◆ **TASK INSTRUCTIONS**
Print out each record, keeping it identical to the original.

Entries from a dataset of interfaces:
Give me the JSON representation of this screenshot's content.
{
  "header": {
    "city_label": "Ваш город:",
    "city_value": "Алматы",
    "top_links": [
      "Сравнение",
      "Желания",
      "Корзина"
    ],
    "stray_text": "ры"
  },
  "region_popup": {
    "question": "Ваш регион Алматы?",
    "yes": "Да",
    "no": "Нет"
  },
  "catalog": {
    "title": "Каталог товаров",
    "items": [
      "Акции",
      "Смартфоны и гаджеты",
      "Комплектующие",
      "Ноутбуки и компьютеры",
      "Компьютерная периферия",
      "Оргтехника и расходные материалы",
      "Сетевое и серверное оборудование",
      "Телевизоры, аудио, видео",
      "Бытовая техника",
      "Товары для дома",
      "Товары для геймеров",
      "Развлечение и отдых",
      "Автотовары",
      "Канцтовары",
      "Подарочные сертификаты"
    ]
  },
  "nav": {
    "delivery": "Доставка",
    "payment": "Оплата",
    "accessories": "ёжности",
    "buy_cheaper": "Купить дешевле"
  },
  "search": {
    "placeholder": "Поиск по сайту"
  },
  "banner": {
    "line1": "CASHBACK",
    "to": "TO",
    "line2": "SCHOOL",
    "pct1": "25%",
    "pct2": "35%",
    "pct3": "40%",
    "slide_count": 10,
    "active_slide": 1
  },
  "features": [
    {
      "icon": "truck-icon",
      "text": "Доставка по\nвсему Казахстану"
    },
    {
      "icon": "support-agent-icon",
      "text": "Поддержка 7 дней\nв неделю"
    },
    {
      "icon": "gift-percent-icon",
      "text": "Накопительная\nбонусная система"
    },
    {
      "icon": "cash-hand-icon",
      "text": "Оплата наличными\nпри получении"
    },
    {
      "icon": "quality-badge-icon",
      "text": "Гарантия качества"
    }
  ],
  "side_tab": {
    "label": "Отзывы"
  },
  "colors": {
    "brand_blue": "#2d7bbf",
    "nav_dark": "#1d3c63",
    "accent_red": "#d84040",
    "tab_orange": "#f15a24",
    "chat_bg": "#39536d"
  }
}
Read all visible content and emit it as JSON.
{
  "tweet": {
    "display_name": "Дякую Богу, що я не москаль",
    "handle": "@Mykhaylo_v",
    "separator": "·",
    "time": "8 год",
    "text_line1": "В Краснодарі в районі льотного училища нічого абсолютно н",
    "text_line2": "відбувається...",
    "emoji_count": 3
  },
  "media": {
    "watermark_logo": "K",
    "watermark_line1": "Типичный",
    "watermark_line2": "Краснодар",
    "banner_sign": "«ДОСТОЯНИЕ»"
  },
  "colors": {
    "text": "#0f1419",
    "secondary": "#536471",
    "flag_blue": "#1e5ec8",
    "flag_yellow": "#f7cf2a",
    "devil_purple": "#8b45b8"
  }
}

◆ **RESPONSE**
Give me the JSON representation of this screenshot's content.
{
  "header": {
    "city_label": "Ваш город:",
    "city_value": "Алматы",
    "top_links": [
      "Сравнение",
      "Желания",
      "Корзина"
    ],
    "stray_text": "ры"
  },
  "region_popup": {
    "question": "Ваш регион Алматы?",
    "yes": "Да",
    "no": "Нет"
  },
  "catalog": {
    "title": "Каталог товаров",
    "items": [
      "Акции",
      "Смартфоны и гаджеты",
      "Комплектующие",
      "Ноутбуки и компьютеры",
      "Компьютерная периферия",
      "Оргтехника и расходные материалы",
      "Сетевое и серверное оборудование",
      "Телевизоры, аудио, видео",
      "Бытовая техника",
      "Товары для дома",
      "Товары для геймеров",
      "Развлечение и отдых",
      "Автотовары",
      "Канцтовары",
      "Подарочные сертификаты"
    ]
  },
  "nav": {
    "delivery": "Доставка",
    "payment": "Оплата",
    "accessories": "ёжности",
    "buy_cheaper": "Купить дешевле"
  },
  "search": {
    "placeholder": "Поиск по сайту"
  },
  "banner": {
    "line1": "CASHBACK",
    "to": "TO",
    "line2": "SCHOOL",
    "pct1": "25%",
    "pct2": "35%",
    "pct3": "40%",
    "slide_count": 10,
    "active_slide": 1
  },
  "features": [
    {
      "icon": "truck-icon",
      "text": "Доставка по\nвсему Казахстану"
    },
    {
      "icon": "support-agent-icon",
      "text": "Поддержка 7 дней\nв неделю"
    },
    {
      "icon": "gift-percent-icon",
      "text": "Накопительная\nбонусная система"
    },
    {
      "icon": "cash-hand-icon",
      "text": "Оплата наличными\nпри получении"
    },
    {
      "icon": "quality-badge-icon",
      "text": "Гарантия качества"
    }
  ],
  "side_tab": {
    "label": "Отзывы"
  },
  "colors": {
    "brand_blue": "#2d7bbf",
    "nav_dark": "#1d3c63",
    "accent_red": "#d84040",
    "tab_orange": "#f15a24",
    "chat_bg": "#39536d"
  }
}
Read all visible content and emit it as JSON.
{
  "tweet": {
    "display_name": "Дякую Богу, що я не москаль",
    "handle": "@Mykhaylo_v",
    "separator": "·",
    "time": "8 год",
    "text_line1": "В Краснодарі в районі льотного училища нічого абсолютно н",
    "text_line2": "відбувається...",
    "emoji_count": 3
  },
  "media": {
    "watermark_logo": "K",
    "watermark_line1": "Типичный",
    "watermark_line2": "Краснодар",
    "banner_sign": "«ДОСТОЯНИЕ»"
  },
  "colors": {
    "text": "#0f1419",
    "secondary": "#536471",
    "flag_blue": "#1e5ec8",
    "flag_yellow": "#f7cf2a",
    "devil_purple": "#8b45b8"
  }
}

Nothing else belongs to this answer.